▶ _What to do_:
Your answer consists of the lines in the data that contain "JSON". Copy each of them.

------------------------------

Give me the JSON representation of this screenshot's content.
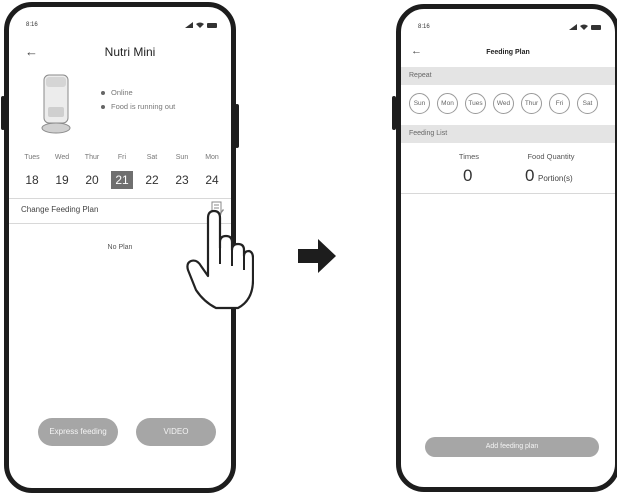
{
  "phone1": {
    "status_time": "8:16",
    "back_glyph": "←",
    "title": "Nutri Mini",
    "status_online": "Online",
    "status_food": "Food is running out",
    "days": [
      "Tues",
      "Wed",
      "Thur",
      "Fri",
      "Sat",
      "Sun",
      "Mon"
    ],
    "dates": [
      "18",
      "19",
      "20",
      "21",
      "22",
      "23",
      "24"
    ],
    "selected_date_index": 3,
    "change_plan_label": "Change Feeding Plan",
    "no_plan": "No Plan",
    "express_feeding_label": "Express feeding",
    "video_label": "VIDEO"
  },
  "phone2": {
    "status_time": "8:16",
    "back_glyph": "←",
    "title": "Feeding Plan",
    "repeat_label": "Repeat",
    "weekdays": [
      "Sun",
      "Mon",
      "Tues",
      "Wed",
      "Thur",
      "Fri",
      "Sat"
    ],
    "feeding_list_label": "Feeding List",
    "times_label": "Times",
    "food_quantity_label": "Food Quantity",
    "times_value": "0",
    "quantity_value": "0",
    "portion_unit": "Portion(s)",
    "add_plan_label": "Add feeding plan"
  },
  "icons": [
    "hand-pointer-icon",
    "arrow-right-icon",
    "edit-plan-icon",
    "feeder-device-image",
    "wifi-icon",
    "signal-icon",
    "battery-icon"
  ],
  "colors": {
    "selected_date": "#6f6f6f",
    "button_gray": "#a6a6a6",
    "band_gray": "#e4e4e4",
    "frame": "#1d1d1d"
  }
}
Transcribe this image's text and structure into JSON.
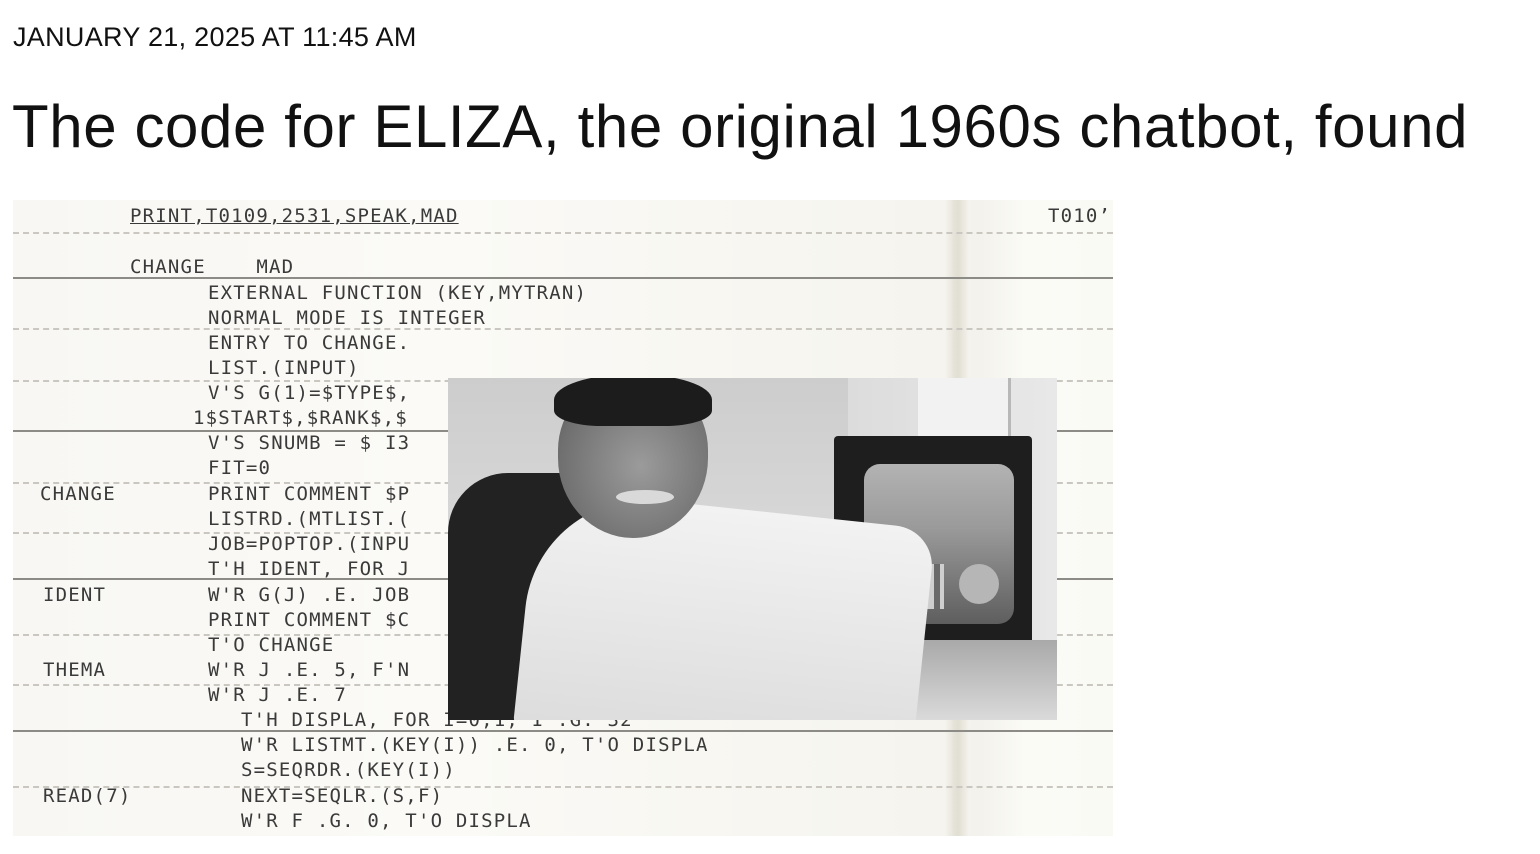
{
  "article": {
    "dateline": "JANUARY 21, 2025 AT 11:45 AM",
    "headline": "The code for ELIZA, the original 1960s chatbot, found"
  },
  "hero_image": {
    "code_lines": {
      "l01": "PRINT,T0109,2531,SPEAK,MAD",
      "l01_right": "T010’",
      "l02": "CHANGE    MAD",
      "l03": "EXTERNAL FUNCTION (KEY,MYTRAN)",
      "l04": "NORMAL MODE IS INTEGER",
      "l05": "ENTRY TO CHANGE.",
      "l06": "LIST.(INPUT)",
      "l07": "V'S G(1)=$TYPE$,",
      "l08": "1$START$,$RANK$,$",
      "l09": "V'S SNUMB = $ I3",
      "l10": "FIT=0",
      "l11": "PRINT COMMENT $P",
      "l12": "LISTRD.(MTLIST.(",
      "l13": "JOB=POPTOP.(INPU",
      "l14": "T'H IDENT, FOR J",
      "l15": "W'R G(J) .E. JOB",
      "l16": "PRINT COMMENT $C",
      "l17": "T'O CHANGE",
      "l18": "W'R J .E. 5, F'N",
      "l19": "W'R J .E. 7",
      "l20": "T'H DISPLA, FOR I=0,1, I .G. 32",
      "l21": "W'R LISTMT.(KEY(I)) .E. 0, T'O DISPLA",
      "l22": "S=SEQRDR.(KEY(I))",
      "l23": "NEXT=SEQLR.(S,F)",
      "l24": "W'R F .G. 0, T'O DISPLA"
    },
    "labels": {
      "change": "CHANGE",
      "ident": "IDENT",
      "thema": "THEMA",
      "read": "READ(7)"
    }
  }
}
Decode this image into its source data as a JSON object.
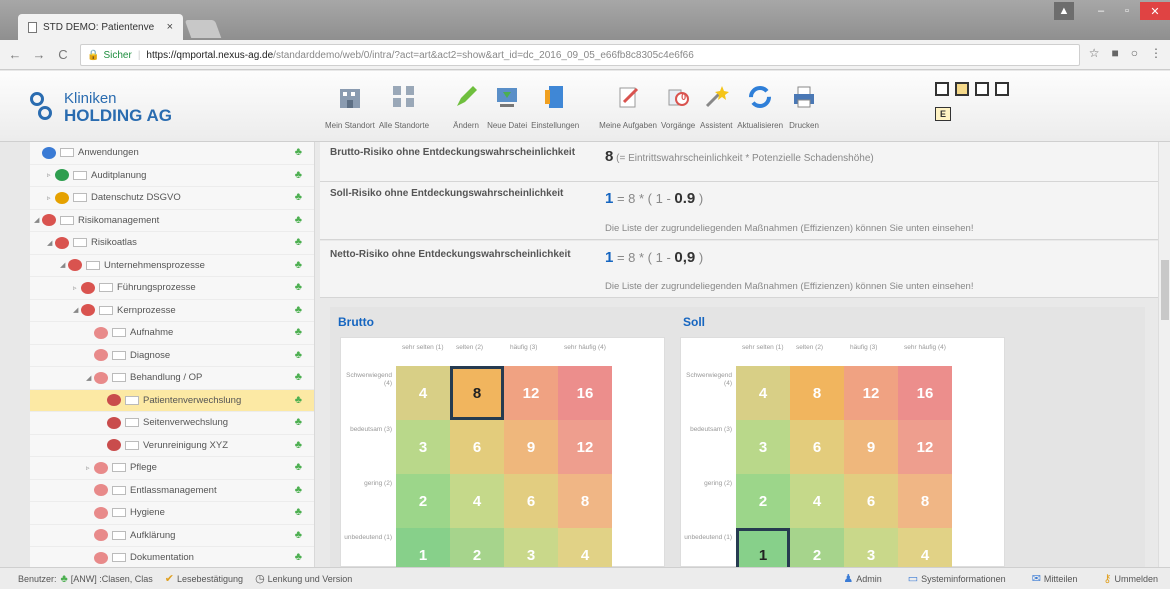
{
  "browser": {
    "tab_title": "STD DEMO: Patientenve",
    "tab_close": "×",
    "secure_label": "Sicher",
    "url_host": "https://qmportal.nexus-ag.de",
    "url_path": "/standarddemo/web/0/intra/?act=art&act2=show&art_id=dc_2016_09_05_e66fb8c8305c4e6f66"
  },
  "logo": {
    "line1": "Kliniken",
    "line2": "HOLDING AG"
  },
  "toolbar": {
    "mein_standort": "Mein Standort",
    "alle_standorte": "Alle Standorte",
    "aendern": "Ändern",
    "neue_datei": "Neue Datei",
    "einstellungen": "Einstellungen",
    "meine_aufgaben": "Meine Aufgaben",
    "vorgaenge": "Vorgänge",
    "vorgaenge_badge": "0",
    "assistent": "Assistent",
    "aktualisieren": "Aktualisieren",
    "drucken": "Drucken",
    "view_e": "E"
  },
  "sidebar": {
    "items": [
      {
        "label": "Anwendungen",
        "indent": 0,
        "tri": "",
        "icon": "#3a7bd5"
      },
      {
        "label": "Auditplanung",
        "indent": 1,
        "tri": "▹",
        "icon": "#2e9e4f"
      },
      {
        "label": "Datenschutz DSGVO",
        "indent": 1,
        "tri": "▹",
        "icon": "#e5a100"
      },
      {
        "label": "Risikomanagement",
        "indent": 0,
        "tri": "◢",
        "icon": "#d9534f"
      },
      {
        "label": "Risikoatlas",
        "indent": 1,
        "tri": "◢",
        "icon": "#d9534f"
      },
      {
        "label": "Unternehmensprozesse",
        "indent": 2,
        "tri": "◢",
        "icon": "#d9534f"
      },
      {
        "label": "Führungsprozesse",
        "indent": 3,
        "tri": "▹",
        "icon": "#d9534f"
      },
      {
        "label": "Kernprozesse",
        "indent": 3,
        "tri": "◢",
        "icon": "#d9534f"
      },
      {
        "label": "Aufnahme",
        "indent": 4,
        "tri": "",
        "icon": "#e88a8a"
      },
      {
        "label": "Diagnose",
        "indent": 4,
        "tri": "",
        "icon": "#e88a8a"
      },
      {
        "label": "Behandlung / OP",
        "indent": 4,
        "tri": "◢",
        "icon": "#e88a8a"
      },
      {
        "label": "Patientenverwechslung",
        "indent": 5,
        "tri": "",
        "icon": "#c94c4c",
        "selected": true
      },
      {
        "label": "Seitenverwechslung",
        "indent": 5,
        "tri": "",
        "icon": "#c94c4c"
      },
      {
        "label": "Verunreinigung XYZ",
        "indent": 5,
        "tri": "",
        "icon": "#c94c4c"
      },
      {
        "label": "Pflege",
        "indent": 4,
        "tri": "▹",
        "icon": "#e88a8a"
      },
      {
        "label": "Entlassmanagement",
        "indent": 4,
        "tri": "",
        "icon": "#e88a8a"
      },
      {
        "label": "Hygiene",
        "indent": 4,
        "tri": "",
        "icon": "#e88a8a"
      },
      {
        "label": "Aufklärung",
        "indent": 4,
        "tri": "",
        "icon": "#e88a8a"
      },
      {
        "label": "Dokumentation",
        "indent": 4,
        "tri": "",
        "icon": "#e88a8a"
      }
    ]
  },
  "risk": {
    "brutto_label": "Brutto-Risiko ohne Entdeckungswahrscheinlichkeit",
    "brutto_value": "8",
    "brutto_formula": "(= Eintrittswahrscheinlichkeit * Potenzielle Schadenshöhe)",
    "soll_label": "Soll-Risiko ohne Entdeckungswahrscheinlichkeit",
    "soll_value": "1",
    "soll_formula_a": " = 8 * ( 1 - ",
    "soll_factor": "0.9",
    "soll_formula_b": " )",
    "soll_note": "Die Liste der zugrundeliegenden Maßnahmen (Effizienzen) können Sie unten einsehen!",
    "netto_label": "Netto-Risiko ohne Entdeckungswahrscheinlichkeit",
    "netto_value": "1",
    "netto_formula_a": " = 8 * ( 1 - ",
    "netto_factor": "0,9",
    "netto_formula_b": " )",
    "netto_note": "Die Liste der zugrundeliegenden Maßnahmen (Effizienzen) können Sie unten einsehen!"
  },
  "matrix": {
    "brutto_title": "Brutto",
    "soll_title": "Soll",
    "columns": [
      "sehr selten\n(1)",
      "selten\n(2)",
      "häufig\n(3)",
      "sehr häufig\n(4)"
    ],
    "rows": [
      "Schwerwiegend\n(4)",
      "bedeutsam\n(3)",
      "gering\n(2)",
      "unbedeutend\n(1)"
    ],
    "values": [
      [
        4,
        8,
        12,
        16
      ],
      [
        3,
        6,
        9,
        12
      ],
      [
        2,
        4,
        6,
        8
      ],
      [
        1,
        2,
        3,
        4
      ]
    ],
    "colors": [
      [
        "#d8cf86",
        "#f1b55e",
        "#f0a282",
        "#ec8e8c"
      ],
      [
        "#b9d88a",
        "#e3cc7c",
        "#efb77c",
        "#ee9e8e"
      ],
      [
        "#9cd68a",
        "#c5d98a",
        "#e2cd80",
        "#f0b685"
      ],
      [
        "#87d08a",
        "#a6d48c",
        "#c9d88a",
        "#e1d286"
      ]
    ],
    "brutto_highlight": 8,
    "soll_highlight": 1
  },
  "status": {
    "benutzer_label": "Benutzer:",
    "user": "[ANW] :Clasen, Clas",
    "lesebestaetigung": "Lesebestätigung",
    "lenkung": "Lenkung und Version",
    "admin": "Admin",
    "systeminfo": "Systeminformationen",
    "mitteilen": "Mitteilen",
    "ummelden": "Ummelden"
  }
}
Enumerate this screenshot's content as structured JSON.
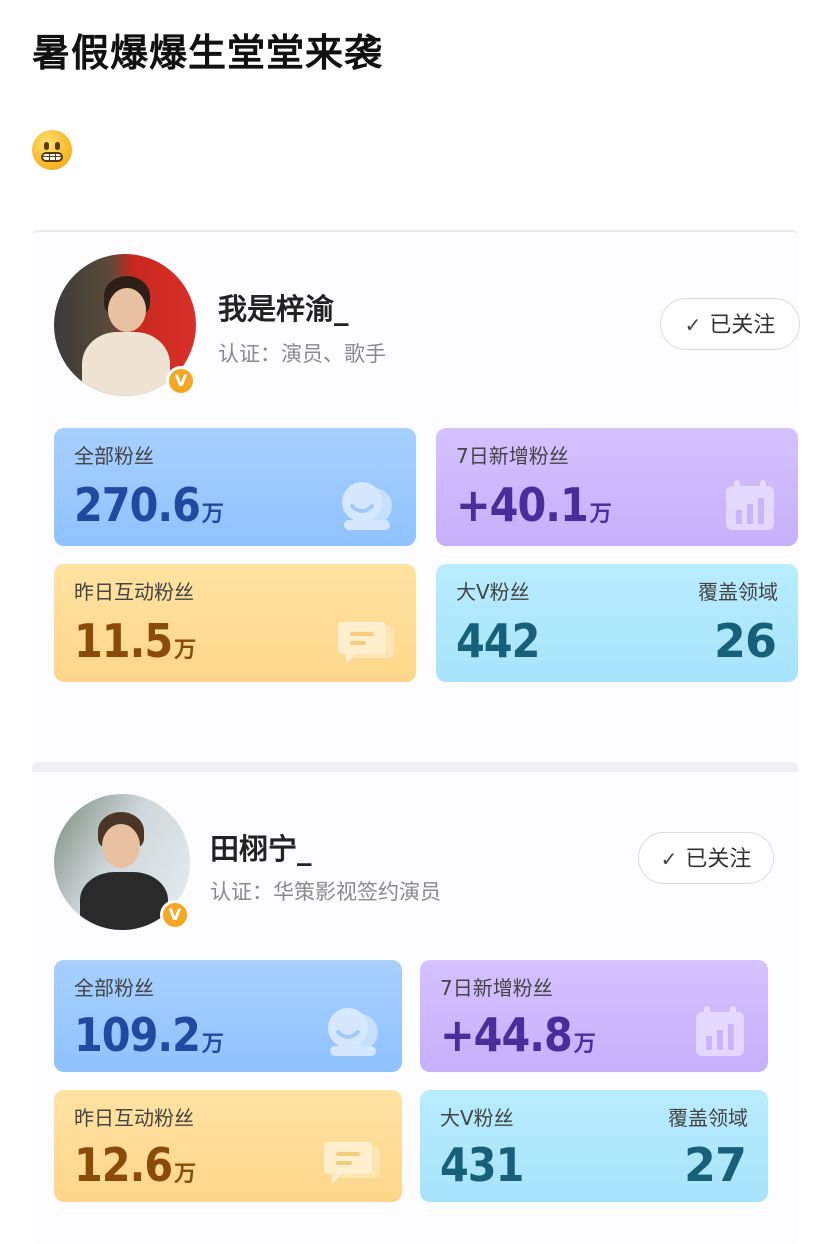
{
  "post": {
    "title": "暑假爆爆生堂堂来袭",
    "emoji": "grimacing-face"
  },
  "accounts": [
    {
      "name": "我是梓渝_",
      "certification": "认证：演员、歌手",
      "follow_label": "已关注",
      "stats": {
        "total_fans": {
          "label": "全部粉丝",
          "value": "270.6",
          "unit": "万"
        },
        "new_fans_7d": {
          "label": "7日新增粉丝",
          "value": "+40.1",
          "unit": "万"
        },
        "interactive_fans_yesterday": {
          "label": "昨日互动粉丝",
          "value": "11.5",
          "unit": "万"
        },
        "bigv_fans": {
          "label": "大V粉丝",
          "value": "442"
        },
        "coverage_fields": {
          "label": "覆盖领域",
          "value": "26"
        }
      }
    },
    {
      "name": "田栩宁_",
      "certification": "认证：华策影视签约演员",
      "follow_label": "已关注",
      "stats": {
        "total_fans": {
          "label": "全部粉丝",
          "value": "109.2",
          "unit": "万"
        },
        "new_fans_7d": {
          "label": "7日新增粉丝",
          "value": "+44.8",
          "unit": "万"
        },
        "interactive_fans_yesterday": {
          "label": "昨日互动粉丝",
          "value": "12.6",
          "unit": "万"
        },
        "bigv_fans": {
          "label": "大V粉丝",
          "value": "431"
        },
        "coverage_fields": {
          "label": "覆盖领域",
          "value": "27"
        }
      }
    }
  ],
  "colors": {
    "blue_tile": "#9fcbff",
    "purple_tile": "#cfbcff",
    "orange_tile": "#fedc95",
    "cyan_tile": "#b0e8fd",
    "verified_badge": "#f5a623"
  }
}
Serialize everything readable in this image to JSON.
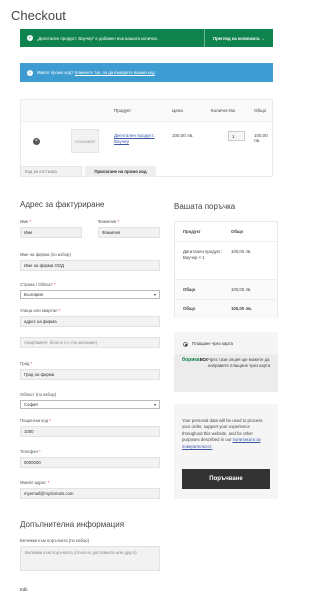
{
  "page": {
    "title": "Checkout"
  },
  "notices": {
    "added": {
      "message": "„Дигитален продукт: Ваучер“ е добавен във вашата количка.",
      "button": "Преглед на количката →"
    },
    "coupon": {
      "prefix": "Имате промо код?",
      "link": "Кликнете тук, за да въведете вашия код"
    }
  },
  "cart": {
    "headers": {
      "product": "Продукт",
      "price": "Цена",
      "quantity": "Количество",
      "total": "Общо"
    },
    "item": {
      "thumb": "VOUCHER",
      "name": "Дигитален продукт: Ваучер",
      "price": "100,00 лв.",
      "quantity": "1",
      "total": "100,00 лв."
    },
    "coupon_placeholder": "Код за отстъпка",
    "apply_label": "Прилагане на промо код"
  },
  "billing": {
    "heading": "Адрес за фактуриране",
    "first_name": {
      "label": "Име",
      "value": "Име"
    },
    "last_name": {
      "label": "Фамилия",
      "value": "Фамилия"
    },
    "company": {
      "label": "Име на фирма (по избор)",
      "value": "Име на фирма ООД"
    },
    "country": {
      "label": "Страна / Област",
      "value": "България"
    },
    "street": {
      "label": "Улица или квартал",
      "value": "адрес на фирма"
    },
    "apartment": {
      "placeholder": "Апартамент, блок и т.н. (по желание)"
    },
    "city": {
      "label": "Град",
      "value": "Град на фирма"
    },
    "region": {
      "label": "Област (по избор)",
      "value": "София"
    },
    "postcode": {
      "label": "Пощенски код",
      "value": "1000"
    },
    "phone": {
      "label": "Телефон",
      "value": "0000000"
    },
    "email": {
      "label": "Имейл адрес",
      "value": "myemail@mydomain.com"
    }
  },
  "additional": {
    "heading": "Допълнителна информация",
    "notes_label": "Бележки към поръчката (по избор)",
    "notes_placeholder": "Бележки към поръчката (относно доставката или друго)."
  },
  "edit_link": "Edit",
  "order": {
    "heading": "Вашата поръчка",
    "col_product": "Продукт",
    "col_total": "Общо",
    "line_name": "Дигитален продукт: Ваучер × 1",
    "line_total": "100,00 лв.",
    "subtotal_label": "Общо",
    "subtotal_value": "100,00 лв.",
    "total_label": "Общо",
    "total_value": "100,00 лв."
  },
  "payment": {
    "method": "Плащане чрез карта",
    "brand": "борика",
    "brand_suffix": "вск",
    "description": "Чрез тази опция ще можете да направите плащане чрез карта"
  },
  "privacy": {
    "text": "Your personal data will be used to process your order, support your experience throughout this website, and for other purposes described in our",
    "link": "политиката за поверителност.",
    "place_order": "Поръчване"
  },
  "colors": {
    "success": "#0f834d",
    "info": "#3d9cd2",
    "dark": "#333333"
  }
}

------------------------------

▶ _Task solution_:
Give me the JSON representation of this screenshot's content.
Transcribe this image's text and structure into JSON.
Decode this image into its source data as a JSON object.
Enumerate this screenshot's content as structured JSON.
Serialize everything readable in this image to JSON.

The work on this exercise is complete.